At WPS we view each student as a unique individual learner who has potential and is Able to Learn . It is also important that our work is grounded in research regarding how people learn and the learning differences that cause students to struggle. We begin our understanding by looking through a neuropsychological lens based on decades of research on learning and cognition. This is just the first step. It is important that we understand both who our students are as learners, as well as who they are as people . WPS students have some notable gifts, and our individual approach allows us to explore and develop these gifts. Everything we do is based on this in-depth Understanding of each individual student. Each photo above will take you to stories of WPS students who we can begin to understand through the terms dyslexia, executive functioning difficulties and nonverbal learning disorders.

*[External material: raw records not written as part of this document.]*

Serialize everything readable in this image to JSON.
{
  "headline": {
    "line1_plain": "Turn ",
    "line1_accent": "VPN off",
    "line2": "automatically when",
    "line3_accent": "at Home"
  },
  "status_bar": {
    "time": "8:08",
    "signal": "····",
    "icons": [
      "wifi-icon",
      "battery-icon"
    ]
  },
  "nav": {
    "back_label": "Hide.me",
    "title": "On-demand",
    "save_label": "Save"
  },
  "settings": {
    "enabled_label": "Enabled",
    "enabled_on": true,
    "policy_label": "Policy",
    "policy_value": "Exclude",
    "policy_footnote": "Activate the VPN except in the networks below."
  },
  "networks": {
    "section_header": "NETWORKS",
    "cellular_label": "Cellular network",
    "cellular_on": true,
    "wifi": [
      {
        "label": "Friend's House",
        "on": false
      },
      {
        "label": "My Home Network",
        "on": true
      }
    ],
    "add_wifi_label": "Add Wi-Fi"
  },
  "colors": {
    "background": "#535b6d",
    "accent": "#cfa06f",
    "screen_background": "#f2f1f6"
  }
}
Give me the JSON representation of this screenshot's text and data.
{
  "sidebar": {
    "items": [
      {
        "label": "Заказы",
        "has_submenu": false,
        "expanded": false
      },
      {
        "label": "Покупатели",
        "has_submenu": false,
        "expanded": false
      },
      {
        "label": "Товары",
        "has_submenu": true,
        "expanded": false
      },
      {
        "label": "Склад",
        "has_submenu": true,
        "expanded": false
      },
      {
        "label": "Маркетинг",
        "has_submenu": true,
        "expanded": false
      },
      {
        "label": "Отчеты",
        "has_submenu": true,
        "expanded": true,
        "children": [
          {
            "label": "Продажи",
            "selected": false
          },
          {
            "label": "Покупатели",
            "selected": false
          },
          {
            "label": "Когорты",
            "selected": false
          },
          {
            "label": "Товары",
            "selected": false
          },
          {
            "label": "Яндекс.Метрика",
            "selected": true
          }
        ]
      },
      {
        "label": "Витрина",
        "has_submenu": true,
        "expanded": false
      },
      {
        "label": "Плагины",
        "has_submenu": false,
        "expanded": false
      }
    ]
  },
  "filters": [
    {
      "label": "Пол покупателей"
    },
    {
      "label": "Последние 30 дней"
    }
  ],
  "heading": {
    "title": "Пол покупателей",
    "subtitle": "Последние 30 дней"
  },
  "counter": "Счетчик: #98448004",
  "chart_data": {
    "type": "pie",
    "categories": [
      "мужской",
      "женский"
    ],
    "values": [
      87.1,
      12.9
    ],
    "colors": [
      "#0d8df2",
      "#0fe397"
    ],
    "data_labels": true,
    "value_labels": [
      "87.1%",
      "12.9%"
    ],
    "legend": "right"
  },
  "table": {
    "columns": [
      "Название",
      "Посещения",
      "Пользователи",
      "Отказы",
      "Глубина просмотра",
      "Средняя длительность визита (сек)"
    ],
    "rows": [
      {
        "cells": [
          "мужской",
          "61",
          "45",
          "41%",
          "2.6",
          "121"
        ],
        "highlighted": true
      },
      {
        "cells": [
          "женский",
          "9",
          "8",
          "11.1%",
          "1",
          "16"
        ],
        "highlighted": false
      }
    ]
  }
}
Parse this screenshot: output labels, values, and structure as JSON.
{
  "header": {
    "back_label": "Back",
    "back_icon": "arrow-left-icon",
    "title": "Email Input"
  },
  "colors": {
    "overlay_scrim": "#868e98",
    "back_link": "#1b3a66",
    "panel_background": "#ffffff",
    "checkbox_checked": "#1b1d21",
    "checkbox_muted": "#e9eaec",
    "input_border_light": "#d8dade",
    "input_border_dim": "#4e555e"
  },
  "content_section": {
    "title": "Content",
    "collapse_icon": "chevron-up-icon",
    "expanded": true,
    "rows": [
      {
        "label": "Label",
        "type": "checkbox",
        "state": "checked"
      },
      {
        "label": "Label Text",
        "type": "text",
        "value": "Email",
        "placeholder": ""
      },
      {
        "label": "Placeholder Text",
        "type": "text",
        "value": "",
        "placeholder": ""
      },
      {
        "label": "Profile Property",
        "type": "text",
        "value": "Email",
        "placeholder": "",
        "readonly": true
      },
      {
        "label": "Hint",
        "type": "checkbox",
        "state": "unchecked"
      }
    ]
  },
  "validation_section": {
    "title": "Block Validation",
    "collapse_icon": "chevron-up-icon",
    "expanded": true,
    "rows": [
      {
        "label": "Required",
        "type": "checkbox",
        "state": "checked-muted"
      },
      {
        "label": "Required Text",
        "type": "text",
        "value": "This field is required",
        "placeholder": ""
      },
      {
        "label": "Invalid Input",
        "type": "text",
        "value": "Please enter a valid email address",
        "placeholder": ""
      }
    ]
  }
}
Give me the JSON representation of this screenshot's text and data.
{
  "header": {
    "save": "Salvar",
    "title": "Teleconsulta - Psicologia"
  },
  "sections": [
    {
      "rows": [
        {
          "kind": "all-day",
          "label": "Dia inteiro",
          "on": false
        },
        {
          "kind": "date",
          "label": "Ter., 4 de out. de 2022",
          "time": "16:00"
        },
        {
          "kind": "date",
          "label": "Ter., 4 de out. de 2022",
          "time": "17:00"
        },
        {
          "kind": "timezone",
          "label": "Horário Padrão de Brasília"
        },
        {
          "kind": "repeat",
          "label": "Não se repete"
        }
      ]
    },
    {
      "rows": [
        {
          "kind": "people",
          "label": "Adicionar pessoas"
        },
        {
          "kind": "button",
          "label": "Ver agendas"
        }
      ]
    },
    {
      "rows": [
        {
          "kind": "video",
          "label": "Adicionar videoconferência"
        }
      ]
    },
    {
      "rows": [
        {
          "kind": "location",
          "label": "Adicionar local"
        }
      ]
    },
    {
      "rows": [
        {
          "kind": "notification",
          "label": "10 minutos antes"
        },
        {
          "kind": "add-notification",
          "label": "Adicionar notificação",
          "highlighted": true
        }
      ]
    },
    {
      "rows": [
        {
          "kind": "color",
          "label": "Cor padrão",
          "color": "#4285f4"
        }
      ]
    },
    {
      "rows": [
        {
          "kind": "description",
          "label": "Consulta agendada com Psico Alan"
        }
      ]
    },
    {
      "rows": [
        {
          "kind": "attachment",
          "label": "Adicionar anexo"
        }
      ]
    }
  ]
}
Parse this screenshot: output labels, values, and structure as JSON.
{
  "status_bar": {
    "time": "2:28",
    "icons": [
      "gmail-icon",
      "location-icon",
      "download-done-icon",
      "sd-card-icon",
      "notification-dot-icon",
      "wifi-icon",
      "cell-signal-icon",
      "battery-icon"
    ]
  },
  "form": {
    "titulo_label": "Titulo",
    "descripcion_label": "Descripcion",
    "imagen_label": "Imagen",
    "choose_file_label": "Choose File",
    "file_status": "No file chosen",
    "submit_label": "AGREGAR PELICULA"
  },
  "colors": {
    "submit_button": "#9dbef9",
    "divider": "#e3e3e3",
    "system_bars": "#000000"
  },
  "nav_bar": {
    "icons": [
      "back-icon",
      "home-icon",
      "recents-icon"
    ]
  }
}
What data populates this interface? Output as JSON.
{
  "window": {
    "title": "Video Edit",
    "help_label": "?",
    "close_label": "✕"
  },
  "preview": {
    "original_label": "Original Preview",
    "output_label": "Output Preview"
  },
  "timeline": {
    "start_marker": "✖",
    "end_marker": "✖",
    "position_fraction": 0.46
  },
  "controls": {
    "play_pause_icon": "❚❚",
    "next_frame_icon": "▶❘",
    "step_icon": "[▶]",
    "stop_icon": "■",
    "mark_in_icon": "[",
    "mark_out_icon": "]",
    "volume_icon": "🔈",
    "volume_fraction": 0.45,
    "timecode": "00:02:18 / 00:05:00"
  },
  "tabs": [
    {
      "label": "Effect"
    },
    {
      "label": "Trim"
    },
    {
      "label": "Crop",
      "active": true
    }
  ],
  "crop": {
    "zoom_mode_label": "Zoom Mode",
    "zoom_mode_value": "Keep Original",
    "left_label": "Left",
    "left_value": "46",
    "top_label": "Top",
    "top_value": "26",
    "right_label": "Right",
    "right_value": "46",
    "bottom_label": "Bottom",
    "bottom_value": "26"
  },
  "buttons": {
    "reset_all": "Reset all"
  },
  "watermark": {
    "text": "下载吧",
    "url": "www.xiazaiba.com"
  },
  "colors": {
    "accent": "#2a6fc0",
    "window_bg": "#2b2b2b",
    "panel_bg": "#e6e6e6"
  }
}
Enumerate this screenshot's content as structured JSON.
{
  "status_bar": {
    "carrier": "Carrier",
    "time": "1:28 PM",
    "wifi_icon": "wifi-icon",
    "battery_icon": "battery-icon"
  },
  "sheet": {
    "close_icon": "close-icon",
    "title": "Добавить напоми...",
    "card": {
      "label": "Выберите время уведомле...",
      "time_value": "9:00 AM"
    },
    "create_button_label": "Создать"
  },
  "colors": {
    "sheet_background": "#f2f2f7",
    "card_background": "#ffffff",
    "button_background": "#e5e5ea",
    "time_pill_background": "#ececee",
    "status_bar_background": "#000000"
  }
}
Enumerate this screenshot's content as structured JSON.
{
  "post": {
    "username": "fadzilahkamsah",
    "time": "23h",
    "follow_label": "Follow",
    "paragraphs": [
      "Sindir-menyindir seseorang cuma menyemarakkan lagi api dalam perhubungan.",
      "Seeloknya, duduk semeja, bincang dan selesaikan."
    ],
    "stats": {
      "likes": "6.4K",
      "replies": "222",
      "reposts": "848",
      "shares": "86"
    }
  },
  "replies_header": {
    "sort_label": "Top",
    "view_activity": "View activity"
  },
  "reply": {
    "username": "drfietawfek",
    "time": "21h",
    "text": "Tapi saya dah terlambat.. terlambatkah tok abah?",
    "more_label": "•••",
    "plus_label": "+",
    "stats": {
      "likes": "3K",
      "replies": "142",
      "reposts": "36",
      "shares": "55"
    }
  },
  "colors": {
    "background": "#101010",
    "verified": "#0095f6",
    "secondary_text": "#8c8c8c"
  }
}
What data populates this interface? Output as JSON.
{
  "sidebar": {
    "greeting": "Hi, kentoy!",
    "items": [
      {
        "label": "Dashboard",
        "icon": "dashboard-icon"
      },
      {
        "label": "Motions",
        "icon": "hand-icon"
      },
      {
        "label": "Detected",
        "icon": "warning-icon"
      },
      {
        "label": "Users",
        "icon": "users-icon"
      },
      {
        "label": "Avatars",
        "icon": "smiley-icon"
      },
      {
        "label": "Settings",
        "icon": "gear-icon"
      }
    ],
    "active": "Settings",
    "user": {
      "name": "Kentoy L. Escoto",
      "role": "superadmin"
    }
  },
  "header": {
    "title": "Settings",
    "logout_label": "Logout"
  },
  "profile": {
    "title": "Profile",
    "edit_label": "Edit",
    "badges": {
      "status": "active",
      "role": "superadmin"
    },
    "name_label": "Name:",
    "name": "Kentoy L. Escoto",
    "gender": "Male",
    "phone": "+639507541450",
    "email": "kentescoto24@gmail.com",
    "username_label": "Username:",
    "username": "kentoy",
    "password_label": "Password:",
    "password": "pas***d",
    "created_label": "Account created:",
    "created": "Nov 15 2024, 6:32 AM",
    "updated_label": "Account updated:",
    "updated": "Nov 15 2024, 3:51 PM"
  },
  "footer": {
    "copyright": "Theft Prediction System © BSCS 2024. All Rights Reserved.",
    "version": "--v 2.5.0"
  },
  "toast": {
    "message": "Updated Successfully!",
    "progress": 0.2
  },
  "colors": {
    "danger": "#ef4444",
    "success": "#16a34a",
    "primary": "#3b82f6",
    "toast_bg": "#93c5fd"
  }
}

When Robert began his journey at WPS he was described as an active and enthusiastic learner. Although he demonstrated strengths in certain areas such as rote learning, vocabulary and math calculation, he often struggled to understand and express complex and abstract ideas. For students like Robert, the most difficult areas of school life can be comprehension, math concepts and social pragmatics. This was true for Robert. Over his time at WPS Robert received strategy instruction throughout the curriculum to help him understand patterns in all areas of academics and socialization. Problem solving and reasoning skills were emphasized in every course every day, so that over time Robert was better able to stay poised and effective when faced with challenging abstract concepts and situations. This newfound ability to deal with the abstract, combined with Robert’s strength in rote learning and memorization, allowed him to excel at WPS and beyond. Robert graduated from WPS and Adelphi University, and is now working towards his PhD.